Evaluating Effectiveness of Visitor Use Management
Visitor use management is fundamental for maximizing benefits for visitors while
protecting resources and high-quality visitor experiences on federally managed lands
and waters. Monitoring is an essential part of managing visitor use, as it provides
feedback for managers to evaluate the effectiveness of management actions in
achieving and maintaining desired conditions. Monitoring is the process of routinely
and systematically gathering information or making observations to assess the status
of specific resource conditions and visitor experiences.
This monitoring guidebook, in combination with the “Visitor Use Management
Framework,” is intended to (1) help managers select a focused set of indicators
and establish triggers, thresholds, and objectives that are relevant, cost effective, and tied to achieving and maintaining desired conditions; (2) develop a monitoring strategy to routinely and systematically collect data to assess any changes in conditions over time; and (3) use the data collected to assess whether changes in management actions are needed. Indicators, triggers, thresholds, and objectives should provide useful information to inform decisions about visitor use management, and a monitoring strategy should be designed so that a consistent effort to gather information can be sustained over time. As in the framework, the sliding scale of analysis is discussed throughout this monitoring guidebook to ensure the investment of time, money, and other resources for a project is commensurate with the complexity of the project and the consequences of the decision. This guidebook expands on the framework and is intended to be adaptable to different agencies’ regulations and policies, as well as different project scales or analysis areas.
Attached document published June 2019
posted Nov 14, 2023

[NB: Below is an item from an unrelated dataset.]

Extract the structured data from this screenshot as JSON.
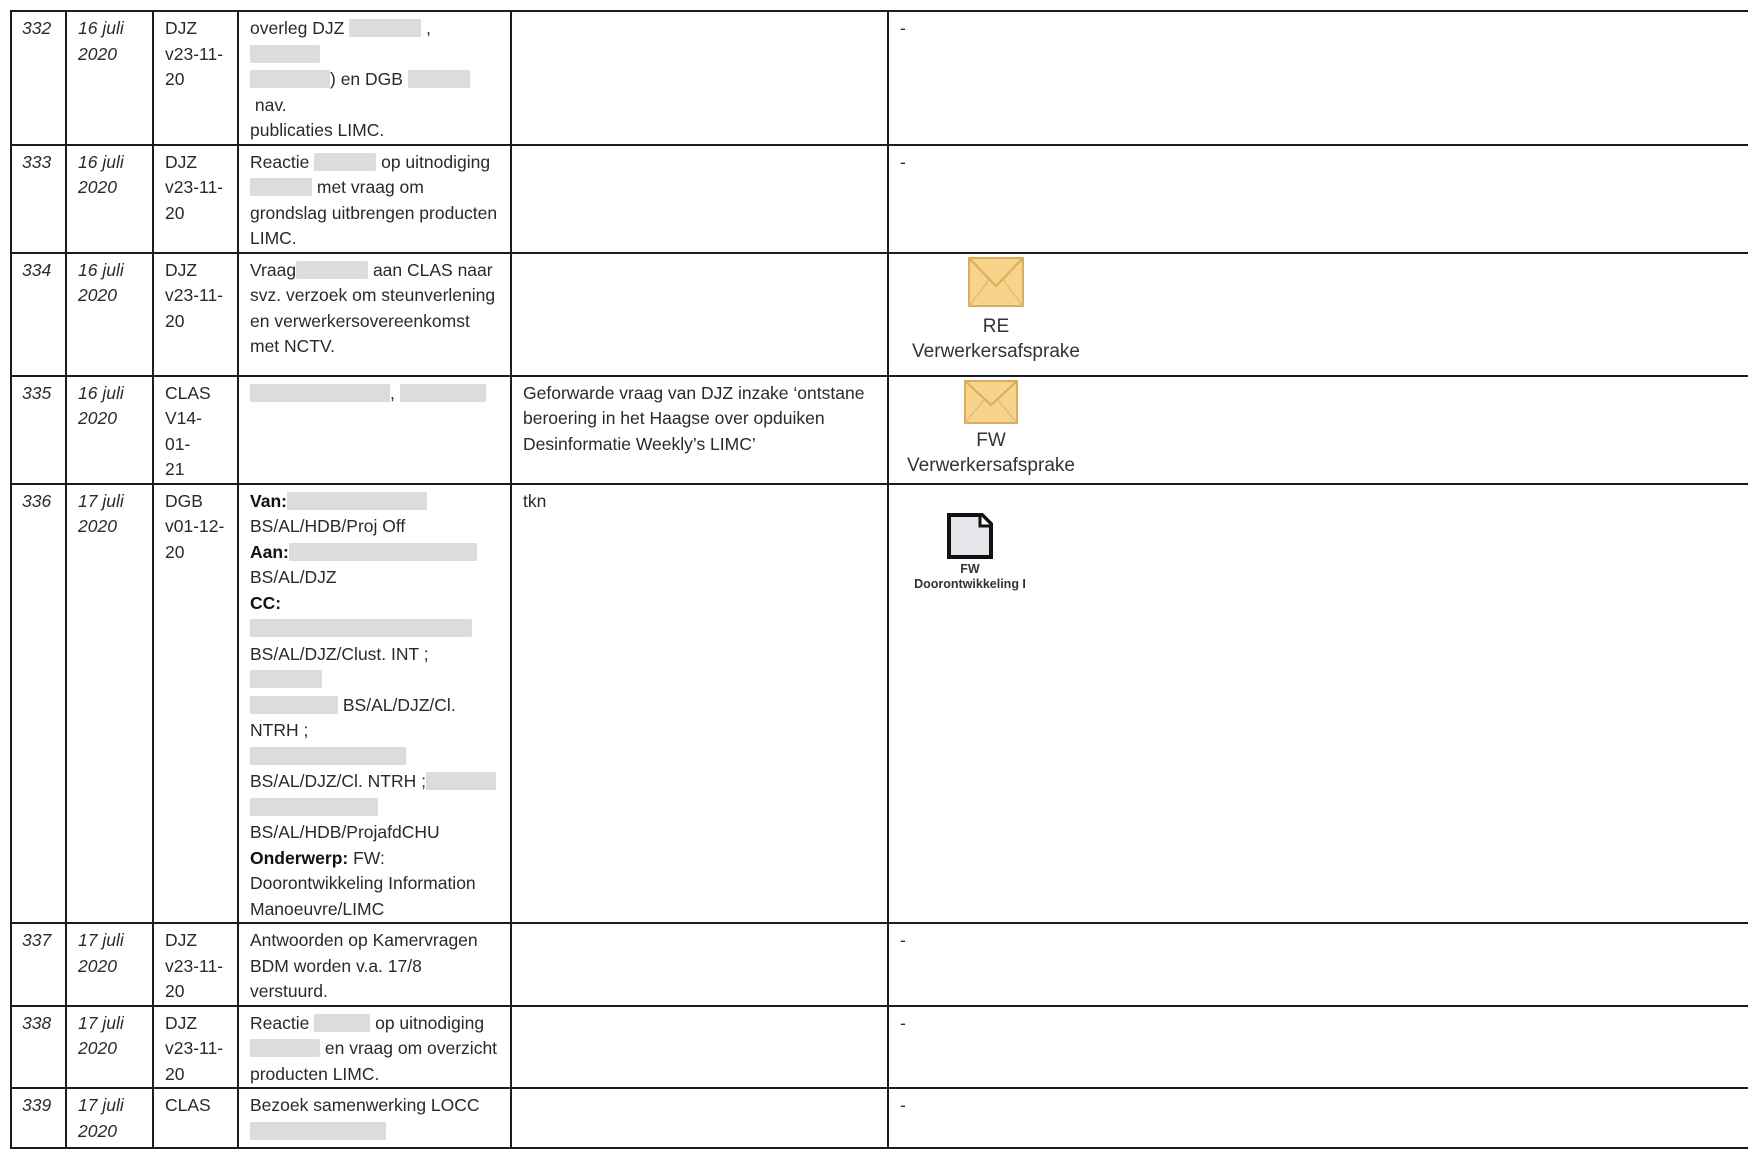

These case studies reveal a number of lessons learned that will be valuable in future winter travel management planning efforts.
posted Feb 14, 2023
Horses are prey animals and naturally can be afraid of unfamiliar people and objects. Horses have natural "flight“ survival instincts and prefer to move their feet towards an exit route. Therefore, people with horses should pass at a walk while other trail users remain STOPPED until passed.
posted Jul 15, 2022
Off-road vehicles can have a substantial impact on the experience of other non-motorized visitors on trails that are shared or even on adjacent forest or park settings.
posted Jul 15, 2022
This research developed and applied state-of-the-art trail condition assessment and monitoring procedures and applied them to the park’s formal and informal (visitor-created) trails.
365 views • posted 08/26/2021